One more point, in your coverage one parent claimed to be laughed at when checking on I-math.  It is hard to believe that a professional educator would laugh at a concerned parent.  It is easy to believe a sympathetic parent would do so in sympathy.  
I would like to see more coverage on the school's explanation and rationale for the change in the first place. I think we should understand their criteria for success and hold our educators accountable for results without trying to tell them how to do the job.
Craig Bischof
Osage Beach

Innovation in education ought to be applauded
I applaud any teacher/school that uses innovative methods to teach children. Principal Todd Shockley at Hawthorn Elementary has implemented the Investigations methodology, which seems to be working well with some kids although maybe not for all.
The fact that some parents openly questioned the effectiveness is a good sign that they are alert to changes and are personally involved in their child’s education.
All the kids in a class will not learn at an equal rate. This should not surprise anyone because kids have various individual learning styles (as do adults).
The challenge to a teacher is to tweak her/his teaching processes to match his group of young learners. It would seem that Investigations allows this flexibility.
Eldon schools seem to be farther along the learning curve in adapting Investigations in their curriculums. The fact that their MAP scores have not been affected is a worrisome surprise. Hopefully this is being analyzed further by administrators.
I believe it is incumbent upon parents and teachers of elementary-age kids to be proactive in furthering quality education.
Hal Anway
Lake Ozark

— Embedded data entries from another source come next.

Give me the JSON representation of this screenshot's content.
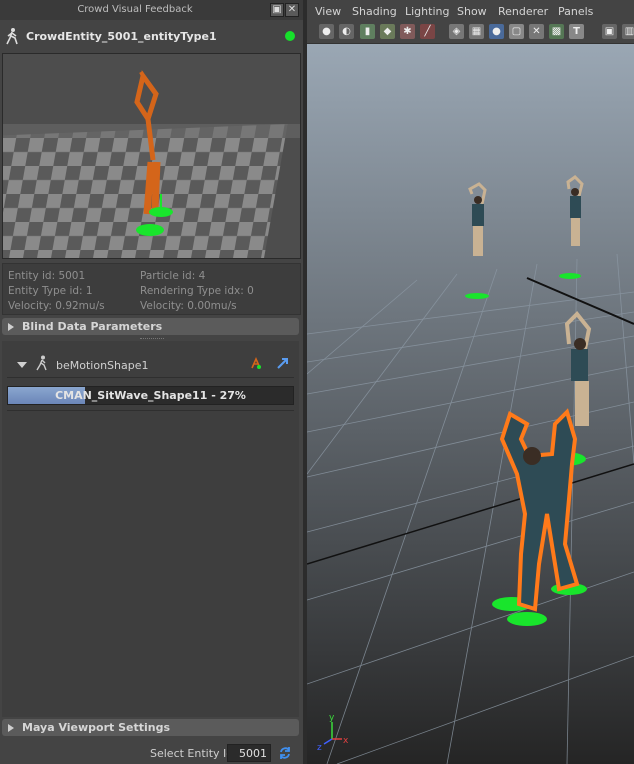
{
  "window": {
    "title": "Crowd Visual Feedback",
    "dock_icon": "dock-icon",
    "close_icon": "close-icon"
  },
  "entity": {
    "name": "CrowdEntity_5001_entityType1",
    "icon": "walking-man-icon",
    "status_color": "#17e02b"
  },
  "info": {
    "entity_id": "Entity id: 5001",
    "particle_id": "Particle id: 4",
    "entity_type_id": "Entity Type id: 1",
    "rendering_type_idx": "Rendering Type idx: 0",
    "velocity1": "Velocity: 0.92mu/s",
    "velocity2": "Velocity: 0.00mu/s"
  },
  "sections": {
    "blind_data": "Blind Data Parameters",
    "maya_viewport": "Maya Viewport Settings"
  },
  "motion": {
    "shape_name": "beMotionShape1",
    "clip_label": "CMAN_SitWave_Shape11 - 27%",
    "progress": 0.27
  },
  "select_entity": {
    "label": "Select Entity Id",
    "value": "5001"
  },
  "menu": [
    "View",
    "Shading",
    "Lighting",
    "Show",
    "Renderer",
    "Panels"
  ],
  "toolbar_icons": [
    "camera-icon",
    "camera-attr-icon",
    "bookmark-icon",
    "image-plane-icon",
    "grid-icon",
    "film-gate-icon",
    "wireframe-icon",
    "resolution-gate-icon",
    "smooth-shade-icon",
    "flat-shade-icon",
    "xray-icon",
    "textured-icon",
    "text-icon",
    "cube-icon"
  ],
  "axis": {
    "y": "y",
    "x": "x",
    "z": "z"
  }
}
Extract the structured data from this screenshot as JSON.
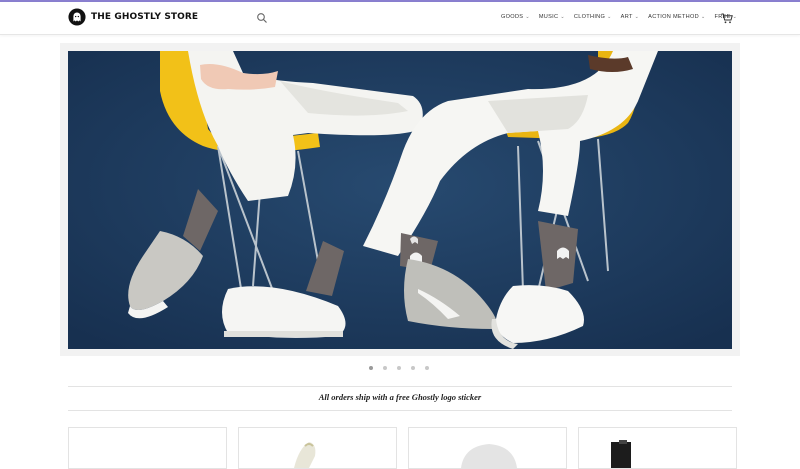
{
  "header": {
    "brand": "THE GHOSTLY STORE",
    "search_icon": "search-icon",
    "cart_icon": "cart-icon",
    "nav": [
      {
        "label": "GOODS"
      },
      {
        "label": "MUSIC"
      },
      {
        "label": "CLOTHING"
      },
      {
        "label": "ART"
      },
      {
        "label": "ACTION METHOD"
      },
      {
        "label": "FREE"
      }
    ]
  },
  "hero": {
    "slide_count": 5,
    "active_slide": 1
  },
  "promo": {
    "text": "All orders ship with a free Ghostly logo sticker"
  },
  "products": [
    {
      "id": "card-1"
    },
    {
      "id": "card-2"
    },
    {
      "id": "card-3"
    },
    {
      "id": "card-4"
    }
  ],
  "colors": {
    "accent_line": "#8a7fd0",
    "hero_bg": "#1e3a5c",
    "chair_yellow": "#f2c118"
  }
}
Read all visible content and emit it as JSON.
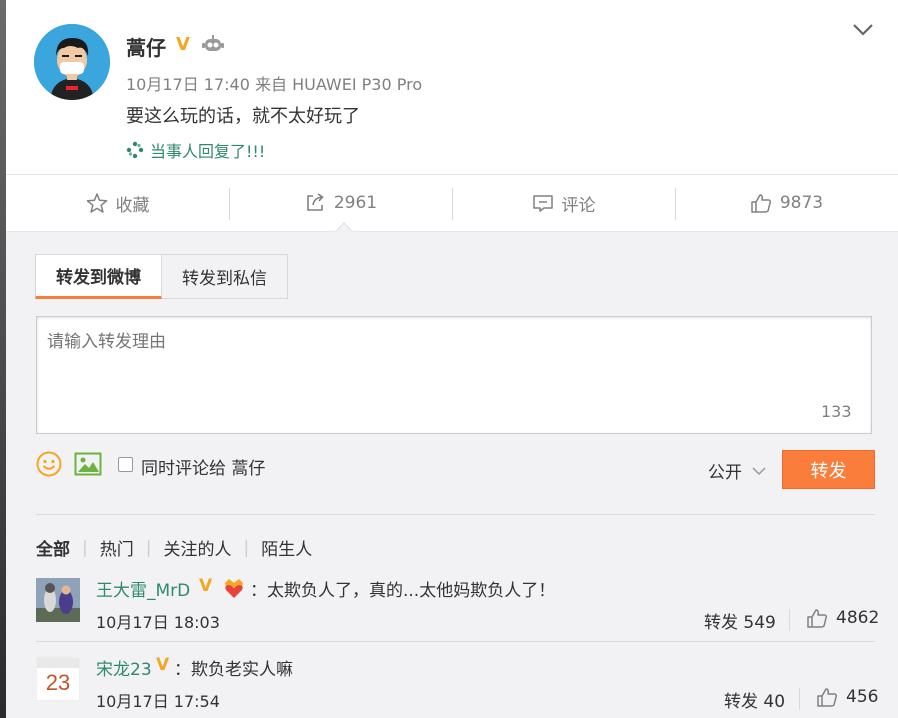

Investigating this math shows its flaws, it should be dropped
Investigations was developed between 1990 and 1999. Its goal was to help children understand the fundamental ideas of numbers and arithmetic, geometry, data, measurement and early algebra.
It has a complete lack of presentation of any standard computing methods, and a lack of congruence with any other standards-based math series.
Math test results have declined in the Ridgewood Public Schools since Investigations was introduced. Utah, Bellview School District and Seattle School District have abandoned Investigations. Dale Seymour, the publisher, has abandoned Investigations
Investigations has been frequently cited as being an especially poor standards-based math texts. Complaints are that children spend a lot of time coloring and circling homework papers, and many basic math skills such as regrouping, long division, or computing are either not taught, or discouraged by the teachers.
Complaints against Investigations include a lack of traditional arithmetic content, decimal math, multiplication tables, incompatibility with high-school and international math methods and complex homework assignments.
In Investigations there is no formal presentation of decimal addition. Students are not allowed to use width, height and length to compute a rectangular solid. And they are not instructed in the accepted method of computing an average. In addition, the course is more expensive than the traditional methods. Utah found out that the course materials for a Grade 5 class of 32 was $1,388.42.
It isn’t working elsewhere and I feel it should be discontinued.
Ed Crawford

Investigations math leaves questions unanswered
  Assessment without a child in the program is a very hard topic to address, so I e-mailed a friend. He and his wife are both teachers but not in the Camdenton District.
  I embrace the concept of learning reading, writing and arithmetic based on the English language.
  If children are having difficulty with reading comprehension, I think it would help identify the need for these children to have help achieving skills without ridicule or being labeled under some other program because it engages the other children to help solve the problems together as equals.
Here are my questions for the school board as well as parents of school children;
  1. Is there a flaw in the program?
  2. Was it poorly implemented?
  3. Were teachers properly trained in use of the program?
  4. Is it because it is new to kids that haven’t had to think with a different perspective before, as well teachers and parents?
  5. Are basic math principals being learned with this program?
Carol Ferguson